With the entertainment industry booming in Asia, it is also emerging as a strong cultural force. In the past, the global entertainment industry was dominated by Western production of content. However, Asia’s cultural richness and diversity are able to support the development of a prominent entertainment industry, especially in film, television and music. A film which exemplifies this is the Asian produced blockbuster film, Dragon Ball Z: Resurrection "F", which earned USD8.1MM in its first two days in Japan, while also grossing USD8.4MM in the United States in just 9 days. This was a record in the domestic market as well as for an Asian film in the United States.
Asia also has the resources and impact to make future blockbusters for the film industry. In 2007, Asia created USD6.5 billion in film industry profits or around 25 percent of the worldwide aggregate. A decade later, this figure has increased 2.6 times to USD16.7 billion, which is c.22.0% of the worldwide total. In contrast to this, the United States film industry profits expanded by a multiple of 1.2 but represents 41 percent of worldwide income.
In television, programs originating in Asia are experiencing increases in both profitability and viewership. Exemplifying this is the South Korean series Descendants of the Sun, which had its streaming rights purchased by Baidu’s video streaming company iQiyi, who reportedly paid USD250.0k per episode for the rights. Upon the programs’ release in China and South Korea, the viewership numbers were strong with over one billion views to date. Further illustrating the increasing popularity of Asian entertainment is Netflix’s purchase of the rights to the program in order to stream it to international audiences.
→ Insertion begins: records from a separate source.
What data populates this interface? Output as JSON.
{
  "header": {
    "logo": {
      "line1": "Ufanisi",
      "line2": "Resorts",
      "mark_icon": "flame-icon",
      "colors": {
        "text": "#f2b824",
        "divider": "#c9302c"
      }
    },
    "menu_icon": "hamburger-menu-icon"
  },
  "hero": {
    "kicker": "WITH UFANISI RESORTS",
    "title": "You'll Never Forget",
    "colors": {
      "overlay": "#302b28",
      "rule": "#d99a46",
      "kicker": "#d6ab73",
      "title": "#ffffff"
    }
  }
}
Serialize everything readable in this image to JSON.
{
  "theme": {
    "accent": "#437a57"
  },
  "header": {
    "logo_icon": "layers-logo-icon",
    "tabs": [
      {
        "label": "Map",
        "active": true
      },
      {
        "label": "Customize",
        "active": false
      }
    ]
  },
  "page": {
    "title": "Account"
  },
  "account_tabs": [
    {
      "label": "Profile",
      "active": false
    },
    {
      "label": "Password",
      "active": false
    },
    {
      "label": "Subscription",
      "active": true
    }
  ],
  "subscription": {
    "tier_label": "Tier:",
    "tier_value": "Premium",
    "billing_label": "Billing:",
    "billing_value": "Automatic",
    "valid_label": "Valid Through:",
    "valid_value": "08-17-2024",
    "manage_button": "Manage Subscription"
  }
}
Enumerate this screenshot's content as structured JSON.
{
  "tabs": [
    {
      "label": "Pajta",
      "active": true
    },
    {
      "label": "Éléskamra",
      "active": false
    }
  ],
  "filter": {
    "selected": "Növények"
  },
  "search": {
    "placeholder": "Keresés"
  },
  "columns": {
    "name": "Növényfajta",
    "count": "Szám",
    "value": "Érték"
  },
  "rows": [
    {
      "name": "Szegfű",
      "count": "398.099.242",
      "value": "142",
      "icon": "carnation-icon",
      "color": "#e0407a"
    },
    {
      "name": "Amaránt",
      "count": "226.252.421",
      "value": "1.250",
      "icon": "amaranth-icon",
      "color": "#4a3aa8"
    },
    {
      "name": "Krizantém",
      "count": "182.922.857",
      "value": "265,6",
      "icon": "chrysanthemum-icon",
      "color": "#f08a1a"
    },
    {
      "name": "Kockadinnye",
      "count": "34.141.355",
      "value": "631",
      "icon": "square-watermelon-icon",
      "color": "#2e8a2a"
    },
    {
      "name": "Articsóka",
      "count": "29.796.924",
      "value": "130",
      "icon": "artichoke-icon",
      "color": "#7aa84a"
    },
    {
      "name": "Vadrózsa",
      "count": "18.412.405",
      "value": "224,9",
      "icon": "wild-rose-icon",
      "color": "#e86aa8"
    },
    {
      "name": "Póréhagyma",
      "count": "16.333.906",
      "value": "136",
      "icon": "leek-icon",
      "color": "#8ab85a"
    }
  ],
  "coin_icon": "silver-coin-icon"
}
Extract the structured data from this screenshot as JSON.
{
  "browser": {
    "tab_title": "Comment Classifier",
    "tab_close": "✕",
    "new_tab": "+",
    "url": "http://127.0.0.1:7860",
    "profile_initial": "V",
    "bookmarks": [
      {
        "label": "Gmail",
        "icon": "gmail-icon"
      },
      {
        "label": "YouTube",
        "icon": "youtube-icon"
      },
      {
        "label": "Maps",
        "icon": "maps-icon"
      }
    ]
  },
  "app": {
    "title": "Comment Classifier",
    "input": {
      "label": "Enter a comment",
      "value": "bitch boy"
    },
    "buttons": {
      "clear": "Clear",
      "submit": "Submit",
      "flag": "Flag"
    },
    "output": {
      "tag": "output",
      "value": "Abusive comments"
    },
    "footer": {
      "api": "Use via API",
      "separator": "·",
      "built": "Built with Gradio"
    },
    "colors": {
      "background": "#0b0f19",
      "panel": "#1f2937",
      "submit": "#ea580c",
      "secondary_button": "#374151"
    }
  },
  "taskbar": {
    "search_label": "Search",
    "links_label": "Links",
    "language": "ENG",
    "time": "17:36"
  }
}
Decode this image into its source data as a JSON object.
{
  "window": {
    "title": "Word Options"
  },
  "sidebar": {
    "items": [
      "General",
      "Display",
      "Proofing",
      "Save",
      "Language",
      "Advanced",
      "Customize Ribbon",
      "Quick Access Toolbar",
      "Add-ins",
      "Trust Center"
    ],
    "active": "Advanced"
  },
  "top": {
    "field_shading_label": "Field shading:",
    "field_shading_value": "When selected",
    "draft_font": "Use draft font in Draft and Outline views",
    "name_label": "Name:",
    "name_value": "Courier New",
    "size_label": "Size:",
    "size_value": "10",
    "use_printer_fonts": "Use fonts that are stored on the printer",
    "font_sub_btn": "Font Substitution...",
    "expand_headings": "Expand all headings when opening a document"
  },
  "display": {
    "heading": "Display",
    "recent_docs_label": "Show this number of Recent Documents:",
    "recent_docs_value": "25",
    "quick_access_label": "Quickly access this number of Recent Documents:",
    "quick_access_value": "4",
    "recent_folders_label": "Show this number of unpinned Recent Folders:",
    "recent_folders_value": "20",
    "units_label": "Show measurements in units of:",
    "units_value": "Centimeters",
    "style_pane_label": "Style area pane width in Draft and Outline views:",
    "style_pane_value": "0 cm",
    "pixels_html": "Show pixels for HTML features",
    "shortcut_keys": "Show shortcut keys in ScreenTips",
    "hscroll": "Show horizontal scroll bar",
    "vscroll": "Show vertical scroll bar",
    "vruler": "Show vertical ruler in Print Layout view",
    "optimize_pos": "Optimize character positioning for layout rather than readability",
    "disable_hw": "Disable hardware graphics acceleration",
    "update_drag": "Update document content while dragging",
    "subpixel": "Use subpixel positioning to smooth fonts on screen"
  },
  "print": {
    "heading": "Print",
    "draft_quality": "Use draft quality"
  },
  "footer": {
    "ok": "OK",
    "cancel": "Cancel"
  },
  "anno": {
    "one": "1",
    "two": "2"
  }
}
India is a prominent representative of the Asian entertainment industry. In 2018, the number of Bollywood films created reached its highest ever figure at 1,813, which is nearly double the amount produced by China. By contrast, during 2018 Hollywood only released 814 films. The Indian film industry grossed USD2.1Bn in revenue in 2018 but is forecast to reach USD3.7Bn by 2021. Moreover, revenue earned overseas in 2017, the year India’s prominent film Dangal was released, was USD367.0MM; such strong overseas revenues support the claim that Indian films’ reach is increasing as well as strengthening domestically.
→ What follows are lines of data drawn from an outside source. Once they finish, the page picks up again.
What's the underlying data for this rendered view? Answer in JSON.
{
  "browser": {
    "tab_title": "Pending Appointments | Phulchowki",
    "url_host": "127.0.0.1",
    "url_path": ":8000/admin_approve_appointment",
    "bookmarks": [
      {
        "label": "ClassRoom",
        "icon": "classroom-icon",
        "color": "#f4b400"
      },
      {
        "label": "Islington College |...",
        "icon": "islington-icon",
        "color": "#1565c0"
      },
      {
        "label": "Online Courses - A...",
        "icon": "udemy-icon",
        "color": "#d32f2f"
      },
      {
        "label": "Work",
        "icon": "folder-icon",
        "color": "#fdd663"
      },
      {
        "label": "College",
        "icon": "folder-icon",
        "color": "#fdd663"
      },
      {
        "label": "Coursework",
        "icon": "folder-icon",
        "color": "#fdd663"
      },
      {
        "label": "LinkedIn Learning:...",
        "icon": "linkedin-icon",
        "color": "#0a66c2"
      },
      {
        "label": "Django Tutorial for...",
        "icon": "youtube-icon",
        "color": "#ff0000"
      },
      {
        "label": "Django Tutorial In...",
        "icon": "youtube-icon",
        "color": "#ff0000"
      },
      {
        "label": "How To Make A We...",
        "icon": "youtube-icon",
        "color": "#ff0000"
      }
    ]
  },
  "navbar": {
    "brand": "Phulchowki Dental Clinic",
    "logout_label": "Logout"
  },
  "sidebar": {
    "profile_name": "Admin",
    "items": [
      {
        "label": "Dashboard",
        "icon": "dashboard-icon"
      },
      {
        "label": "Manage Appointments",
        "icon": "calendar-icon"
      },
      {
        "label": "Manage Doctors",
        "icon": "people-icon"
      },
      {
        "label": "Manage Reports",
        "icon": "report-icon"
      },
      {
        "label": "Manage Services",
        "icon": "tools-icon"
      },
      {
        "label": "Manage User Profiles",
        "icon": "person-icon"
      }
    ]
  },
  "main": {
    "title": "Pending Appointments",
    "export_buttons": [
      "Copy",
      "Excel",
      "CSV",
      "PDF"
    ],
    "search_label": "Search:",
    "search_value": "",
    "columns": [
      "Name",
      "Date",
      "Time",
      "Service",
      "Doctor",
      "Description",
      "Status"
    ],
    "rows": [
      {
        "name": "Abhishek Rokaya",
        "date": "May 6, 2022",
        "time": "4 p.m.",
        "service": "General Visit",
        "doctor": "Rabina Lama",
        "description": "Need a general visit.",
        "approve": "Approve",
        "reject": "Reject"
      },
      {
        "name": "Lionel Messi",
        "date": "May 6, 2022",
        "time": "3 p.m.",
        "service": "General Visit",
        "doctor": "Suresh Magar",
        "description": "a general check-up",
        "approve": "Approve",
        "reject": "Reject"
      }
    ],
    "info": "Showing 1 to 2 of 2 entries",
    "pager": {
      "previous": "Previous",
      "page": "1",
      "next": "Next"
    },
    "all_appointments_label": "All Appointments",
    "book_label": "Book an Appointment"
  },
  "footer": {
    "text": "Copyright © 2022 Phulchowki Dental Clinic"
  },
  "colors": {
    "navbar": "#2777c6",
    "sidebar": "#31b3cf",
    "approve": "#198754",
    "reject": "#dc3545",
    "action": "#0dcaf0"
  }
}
Finally, Asian music has been experiencing a similar growth trajectory. Nowhere is this more prominent than South Korea. In 2018, the countries music industry, driven by the rise of K-pop, experienced revenue growth of 17.9% year on year whereas the global music industry’s revenue grew by 9.7%. More generally, the Asian music industry has recently become the second largest region for both physical and digital music sales. One of the most significant drivers of this has been the success of K-pop group BTS, which was the second most-streamed group on Spotify. Globally, BTS’s albums in 2018 achieved the second and third greatest number of sales, selling 2.7 and 2.3 million units respectively.
On balance, as shown by the above examples, Asian culture is beginning to have a widespread impact across the global entertainment industry. This is especially true of Asian films and music which are rapidly expanding into the Western marketplace. Even within Asia, entertainment products from one Asian nation, such as South Korea’s Descendants of the Sun, have gained massive popularity in other Asian markets. Moreover, as the region’s economies continue to modernise, further increasing their global reach, the Asian entertainment industry could one day rival that of the West.